Signal amplitude decays with propagation distance due to energy loss inside the insulation. The decay is characterized by the pulse-echo attenuation coefficient which depends on the type of insulation material. Since the signal decay should not exceed 40dB, the maximum inspection range, L, can be obtained as
- Guided microwave technology is a cost-effective solution for the detection of water in the thermal insulation of pipelines
- The technique provides rapid, full-volume, inspection of the insulation annulus
- Most types of insulation materials are essentially transparent to microwave thus ensuring long inspection range
- Long-range inspection capability is also possible in the presence of pipe supports and bends
- Highly sensitive to small water volumes down to 5% of insulation annulus cross-sectional area
Additional information about the technology can be found in:
- S.M. Vejjavarapu and F. Simonetti. An experimental model for guided microwave backscattering from wet insulation in pipelines, J. Nondestructive Evaluation, 33, 583-596, 2014.
- R. E. Jones, F. Simonetti, M.J.S. Lowe, I.P. Bradley. The effect of Bends on the long-range microwave inspection of thermally insulated pipelines for the detection of water J. Nondestructive Evaluation, 31, 117-127, 2012.
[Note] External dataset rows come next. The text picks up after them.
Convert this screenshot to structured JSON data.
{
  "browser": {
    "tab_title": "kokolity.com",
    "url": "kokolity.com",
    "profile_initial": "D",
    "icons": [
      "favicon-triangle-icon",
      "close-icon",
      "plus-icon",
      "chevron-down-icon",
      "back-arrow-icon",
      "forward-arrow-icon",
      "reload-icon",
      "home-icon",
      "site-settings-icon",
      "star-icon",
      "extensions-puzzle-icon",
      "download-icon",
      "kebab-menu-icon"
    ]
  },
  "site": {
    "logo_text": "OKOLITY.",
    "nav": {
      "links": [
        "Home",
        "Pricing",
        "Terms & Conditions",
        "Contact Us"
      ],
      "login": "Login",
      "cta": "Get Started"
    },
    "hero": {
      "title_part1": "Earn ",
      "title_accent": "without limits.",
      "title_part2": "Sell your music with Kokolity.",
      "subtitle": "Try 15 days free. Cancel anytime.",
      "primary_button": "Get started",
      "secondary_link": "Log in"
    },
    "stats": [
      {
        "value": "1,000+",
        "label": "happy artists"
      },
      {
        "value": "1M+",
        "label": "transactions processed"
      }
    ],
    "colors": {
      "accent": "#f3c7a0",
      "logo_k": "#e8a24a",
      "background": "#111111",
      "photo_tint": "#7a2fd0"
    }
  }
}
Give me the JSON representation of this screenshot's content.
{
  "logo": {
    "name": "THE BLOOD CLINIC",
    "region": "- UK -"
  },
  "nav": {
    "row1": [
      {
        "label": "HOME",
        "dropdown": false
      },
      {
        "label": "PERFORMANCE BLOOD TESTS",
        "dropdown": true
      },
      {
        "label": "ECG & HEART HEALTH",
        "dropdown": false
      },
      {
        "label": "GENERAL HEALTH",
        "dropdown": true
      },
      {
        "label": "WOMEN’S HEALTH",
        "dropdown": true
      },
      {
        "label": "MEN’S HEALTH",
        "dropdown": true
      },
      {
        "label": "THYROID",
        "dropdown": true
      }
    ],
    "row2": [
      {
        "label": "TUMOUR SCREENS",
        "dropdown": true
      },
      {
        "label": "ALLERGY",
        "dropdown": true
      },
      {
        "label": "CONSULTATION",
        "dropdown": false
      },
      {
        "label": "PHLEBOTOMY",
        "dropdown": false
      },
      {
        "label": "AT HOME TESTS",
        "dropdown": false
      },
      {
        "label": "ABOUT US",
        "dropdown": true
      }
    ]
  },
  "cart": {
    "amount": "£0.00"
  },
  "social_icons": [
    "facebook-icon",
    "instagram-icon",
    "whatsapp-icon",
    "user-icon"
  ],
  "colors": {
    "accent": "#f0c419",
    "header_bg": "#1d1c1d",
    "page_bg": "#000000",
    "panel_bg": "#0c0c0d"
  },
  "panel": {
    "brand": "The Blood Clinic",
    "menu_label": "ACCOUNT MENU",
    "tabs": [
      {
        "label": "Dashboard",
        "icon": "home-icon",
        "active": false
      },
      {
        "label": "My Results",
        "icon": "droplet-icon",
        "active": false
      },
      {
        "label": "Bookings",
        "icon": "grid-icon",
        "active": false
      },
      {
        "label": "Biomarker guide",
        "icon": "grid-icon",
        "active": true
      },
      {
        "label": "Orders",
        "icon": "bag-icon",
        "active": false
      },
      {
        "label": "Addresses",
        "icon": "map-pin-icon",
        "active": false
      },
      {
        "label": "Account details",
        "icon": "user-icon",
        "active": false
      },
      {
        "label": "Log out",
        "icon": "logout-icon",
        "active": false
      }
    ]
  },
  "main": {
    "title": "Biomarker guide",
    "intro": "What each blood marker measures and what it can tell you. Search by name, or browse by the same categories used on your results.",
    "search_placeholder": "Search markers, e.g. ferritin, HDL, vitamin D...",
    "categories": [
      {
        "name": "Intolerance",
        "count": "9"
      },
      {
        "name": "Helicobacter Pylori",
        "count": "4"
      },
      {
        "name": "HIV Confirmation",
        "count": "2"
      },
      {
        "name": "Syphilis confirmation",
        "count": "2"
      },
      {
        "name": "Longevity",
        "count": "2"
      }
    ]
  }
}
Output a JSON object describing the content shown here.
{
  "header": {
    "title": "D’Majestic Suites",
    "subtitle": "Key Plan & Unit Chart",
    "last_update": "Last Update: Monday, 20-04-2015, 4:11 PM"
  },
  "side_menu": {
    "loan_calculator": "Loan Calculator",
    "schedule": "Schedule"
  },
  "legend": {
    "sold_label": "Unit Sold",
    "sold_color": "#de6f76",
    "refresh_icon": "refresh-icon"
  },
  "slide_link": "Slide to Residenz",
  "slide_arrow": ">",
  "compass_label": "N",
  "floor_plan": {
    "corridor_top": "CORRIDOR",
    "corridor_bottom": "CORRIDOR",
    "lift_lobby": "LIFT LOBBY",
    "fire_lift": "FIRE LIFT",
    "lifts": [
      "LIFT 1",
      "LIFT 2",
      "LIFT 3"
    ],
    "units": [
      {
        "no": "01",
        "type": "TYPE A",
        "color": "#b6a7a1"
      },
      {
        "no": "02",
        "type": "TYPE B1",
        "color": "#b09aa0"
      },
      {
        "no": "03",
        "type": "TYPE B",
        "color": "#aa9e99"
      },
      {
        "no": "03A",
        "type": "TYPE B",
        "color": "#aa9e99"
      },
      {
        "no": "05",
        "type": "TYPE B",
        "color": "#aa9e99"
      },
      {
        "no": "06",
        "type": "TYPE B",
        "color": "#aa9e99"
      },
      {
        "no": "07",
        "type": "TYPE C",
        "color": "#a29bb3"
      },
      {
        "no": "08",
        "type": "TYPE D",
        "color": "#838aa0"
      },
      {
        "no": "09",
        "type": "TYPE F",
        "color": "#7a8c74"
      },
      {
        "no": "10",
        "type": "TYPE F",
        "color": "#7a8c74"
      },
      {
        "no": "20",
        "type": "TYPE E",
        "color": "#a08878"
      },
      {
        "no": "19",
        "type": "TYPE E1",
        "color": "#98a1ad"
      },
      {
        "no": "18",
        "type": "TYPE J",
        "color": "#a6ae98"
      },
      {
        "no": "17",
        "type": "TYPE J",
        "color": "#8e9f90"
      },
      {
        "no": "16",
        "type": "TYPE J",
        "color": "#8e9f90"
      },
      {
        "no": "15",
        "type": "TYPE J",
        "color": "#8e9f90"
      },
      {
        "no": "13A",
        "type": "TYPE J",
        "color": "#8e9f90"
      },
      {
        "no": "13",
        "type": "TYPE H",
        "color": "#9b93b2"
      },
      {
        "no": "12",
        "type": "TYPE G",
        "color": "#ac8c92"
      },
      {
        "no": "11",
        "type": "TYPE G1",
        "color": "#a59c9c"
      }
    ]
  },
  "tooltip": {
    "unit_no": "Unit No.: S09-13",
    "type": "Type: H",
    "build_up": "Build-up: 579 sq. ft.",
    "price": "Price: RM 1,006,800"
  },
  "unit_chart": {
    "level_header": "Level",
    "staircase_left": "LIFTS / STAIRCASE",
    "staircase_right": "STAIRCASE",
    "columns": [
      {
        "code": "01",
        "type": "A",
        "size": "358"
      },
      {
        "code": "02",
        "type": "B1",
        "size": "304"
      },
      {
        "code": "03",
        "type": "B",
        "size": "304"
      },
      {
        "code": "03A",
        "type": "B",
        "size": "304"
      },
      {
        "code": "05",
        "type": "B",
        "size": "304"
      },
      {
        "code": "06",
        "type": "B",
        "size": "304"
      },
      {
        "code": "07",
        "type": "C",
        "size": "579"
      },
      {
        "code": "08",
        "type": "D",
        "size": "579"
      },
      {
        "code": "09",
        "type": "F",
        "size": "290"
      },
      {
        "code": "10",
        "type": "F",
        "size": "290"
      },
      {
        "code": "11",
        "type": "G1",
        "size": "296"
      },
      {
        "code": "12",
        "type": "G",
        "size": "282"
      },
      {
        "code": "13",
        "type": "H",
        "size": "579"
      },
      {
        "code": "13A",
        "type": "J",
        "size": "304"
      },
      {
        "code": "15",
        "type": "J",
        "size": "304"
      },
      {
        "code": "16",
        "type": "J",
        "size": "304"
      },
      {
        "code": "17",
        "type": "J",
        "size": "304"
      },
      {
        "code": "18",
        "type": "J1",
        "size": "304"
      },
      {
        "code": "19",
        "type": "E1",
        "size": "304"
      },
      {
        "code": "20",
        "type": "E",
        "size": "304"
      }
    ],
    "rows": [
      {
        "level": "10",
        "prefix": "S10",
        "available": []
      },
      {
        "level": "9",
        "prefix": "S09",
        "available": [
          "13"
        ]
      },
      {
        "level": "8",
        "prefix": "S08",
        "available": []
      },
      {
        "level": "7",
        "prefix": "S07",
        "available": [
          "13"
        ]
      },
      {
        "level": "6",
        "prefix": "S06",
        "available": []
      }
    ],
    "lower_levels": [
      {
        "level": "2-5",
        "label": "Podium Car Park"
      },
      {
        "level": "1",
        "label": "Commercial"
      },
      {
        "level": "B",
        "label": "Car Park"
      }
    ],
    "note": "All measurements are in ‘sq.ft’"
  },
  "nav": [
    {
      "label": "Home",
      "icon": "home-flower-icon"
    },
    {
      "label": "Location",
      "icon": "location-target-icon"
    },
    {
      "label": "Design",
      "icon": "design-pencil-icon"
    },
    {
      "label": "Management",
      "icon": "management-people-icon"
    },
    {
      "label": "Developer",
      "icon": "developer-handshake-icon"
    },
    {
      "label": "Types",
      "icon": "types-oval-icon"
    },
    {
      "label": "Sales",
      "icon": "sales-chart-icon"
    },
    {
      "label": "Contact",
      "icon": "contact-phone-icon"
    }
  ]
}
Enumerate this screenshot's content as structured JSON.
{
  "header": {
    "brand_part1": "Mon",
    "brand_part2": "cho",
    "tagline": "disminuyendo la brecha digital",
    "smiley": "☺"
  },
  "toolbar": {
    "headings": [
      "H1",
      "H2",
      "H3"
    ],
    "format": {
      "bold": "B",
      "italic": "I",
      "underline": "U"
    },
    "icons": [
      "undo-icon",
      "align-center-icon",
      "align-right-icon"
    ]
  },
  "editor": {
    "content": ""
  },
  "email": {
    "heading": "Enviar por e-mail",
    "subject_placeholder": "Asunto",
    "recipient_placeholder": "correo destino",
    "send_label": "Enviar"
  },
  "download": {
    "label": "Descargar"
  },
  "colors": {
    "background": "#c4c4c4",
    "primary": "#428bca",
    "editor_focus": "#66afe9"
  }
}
- R. E. Jones, F. Simonetti, M.J.S. Lowe, I.P. Bradley. Use of microwaves for the detection of water as a cause of corrosion under insulation J. Nondestructive Evaluation, 31, 65-76, 2012.